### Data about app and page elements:
========================================

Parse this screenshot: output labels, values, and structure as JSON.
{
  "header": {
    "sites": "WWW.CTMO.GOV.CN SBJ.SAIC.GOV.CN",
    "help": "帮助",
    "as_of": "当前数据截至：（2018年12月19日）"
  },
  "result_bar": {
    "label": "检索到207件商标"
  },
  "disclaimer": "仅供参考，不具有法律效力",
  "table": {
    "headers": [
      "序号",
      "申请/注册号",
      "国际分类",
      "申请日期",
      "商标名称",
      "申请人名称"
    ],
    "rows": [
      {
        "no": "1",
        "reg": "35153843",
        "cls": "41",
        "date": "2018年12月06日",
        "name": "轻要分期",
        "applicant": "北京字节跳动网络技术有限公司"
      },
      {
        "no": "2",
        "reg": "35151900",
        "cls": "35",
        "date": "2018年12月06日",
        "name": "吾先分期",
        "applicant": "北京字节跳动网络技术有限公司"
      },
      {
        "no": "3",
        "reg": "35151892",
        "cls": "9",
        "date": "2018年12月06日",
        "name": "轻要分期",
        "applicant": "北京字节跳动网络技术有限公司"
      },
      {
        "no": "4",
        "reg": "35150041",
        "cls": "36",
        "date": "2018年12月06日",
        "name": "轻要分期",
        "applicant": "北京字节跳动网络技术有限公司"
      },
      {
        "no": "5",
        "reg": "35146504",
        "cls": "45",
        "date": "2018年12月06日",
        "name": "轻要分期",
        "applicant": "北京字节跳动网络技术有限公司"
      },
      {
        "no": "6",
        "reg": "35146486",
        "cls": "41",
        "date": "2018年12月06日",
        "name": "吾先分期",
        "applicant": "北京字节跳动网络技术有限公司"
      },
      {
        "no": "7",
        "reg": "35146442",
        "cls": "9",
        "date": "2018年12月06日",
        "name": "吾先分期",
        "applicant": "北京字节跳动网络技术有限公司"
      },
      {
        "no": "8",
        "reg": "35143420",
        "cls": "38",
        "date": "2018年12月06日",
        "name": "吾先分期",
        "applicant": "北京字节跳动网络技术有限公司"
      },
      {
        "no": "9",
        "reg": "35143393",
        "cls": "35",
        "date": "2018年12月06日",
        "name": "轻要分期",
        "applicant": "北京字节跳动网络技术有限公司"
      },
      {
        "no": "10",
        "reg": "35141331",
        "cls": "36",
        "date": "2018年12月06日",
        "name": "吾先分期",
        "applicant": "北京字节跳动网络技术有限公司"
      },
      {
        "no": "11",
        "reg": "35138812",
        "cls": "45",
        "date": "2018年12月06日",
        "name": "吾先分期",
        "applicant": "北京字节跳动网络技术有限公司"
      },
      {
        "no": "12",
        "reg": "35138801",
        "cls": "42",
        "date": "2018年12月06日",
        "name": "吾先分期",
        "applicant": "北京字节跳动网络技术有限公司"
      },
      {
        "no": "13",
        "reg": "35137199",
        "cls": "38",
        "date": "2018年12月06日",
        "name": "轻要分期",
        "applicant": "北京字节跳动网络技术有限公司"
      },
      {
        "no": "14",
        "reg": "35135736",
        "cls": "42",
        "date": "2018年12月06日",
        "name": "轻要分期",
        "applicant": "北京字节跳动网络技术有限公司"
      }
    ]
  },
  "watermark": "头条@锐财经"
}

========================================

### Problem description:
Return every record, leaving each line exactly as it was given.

### Output:
Parse this screenshot: output labels, values, and structure as JSON.
{
  "header": {
    "sites": "WWW.CTMO.GOV.CN SBJ.SAIC.GOV.CN",
    "help": "帮助",
    "as_of": "当前数据截至：（2018年12月19日）"
  },
  "result_bar": {
    "label": "检索到207件商标"
  },
  "disclaimer": "仅供参考，不具有法律效力",
  "table": {
    "headers": [
      "序号",
      "申请/注册号",
      "国际分类",
      "申请日期",
      "商标名称",
      "申请人名称"
    ],
    "rows": [
      {
        "no": "1",
        "reg": "35153843",
        "cls": "41",
        "date": "2018年12月06日",
        "name": "轻要分期",
        "applicant": "北京字节跳动网络技术有限公司"
      },
      {
        "no": "2",
        "reg": "35151900",
        "cls": "35",
        "date": "2018年12月06日",
        "name": "吾先分期",
        "applicant": "北京字节跳动网络技术有限公司"
      },
      {
        "no": "3",
        "reg": "35151892",
        "cls": "9",
        "date": "2018年12月06日",
        "name": "轻要分期",
        "applicant": "北京字节跳动网络技术有限公司"
      },
      {
        "no": "4",
        "reg": "35150041",
        "cls": "36",
        "date": "2018年12月06日",
        "name": "轻要分期",
        "applicant": "北京字节跳动网络技术有限公司"
      },
      {
        "no": "5",
        "reg": "35146504",
        "cls": "45",
        "date": "2018年12月06日",
        "name": "轻要分期",
        "applicant": "北京字节跳动网络技术有限公司"
      },
      {
        "no": "6",
        "reg": "35146486",
        "cls": "41",
        "date": "2018年12月06日",
        "name": "吾先分期",
        "applicant": "北京字节跳动网络技术有限公司"
      },
      {
        "no": "7",
        "reg": "35146442",
        "cls": "9",
        "date": "2018年12月06日",
        "name": "吾先分期",
        "applicant": "北京字节跳动网络技术有限公司"
      },
      {
        "no": "8",
        "reg": "35143420",
        "cls": "38",
        "date": "2018年12月06日",
        "name": "吾先分期",
        "applicant": "北京字节跳动网络技术有限公司"
      },
      {
        "no": "9",
        "reg": "35143393",
        "cls": "35",
        "date": "2018年12月06日",
        "name": "轻要分期",
        "applicant": "北京字节跳动网络技术有限公司"
      },
      {
        "no": "10",
        "reg": "35141331",
        "cls": "36",
        "date": "2018年12月06日",
        "name": "吾先分期",
        "applicant": "北京字节跳动网络技术有限公司"
      },
      {
        "no": "11",
        "reg": "35138812",
        "cls": "45",
        "date": "2018年12月06日",
        "name": "吾先分期",
        "applicant": "北京字节跳动网络技术有限公司"
      },
      {
        "no": "12",
        "reg": "35138801",
        "cls": "42",
        "date": "2018年12月06日",
        "name": "吾先分期",
        "applicant": "北京字节跳动网络技术有限公司"
      },
      {
        "no": "13",
        "reg": "35137199",
        "cls": "38",
        "date": "2018年12月06日",
        "name": "轻要分期",
        "applicant": "北京字节跳动网络技术有限公司"
      },
      {
        "no": "14",
        "reg": "35135736",
        "cls": "42",
        "date": "2018年12月06日",
        "name": "轻要分期",
        "applicant": "北京字节跳动网络技术有限公司"
      }
    ]
  },
  "watermark": "头条@锐财经"
}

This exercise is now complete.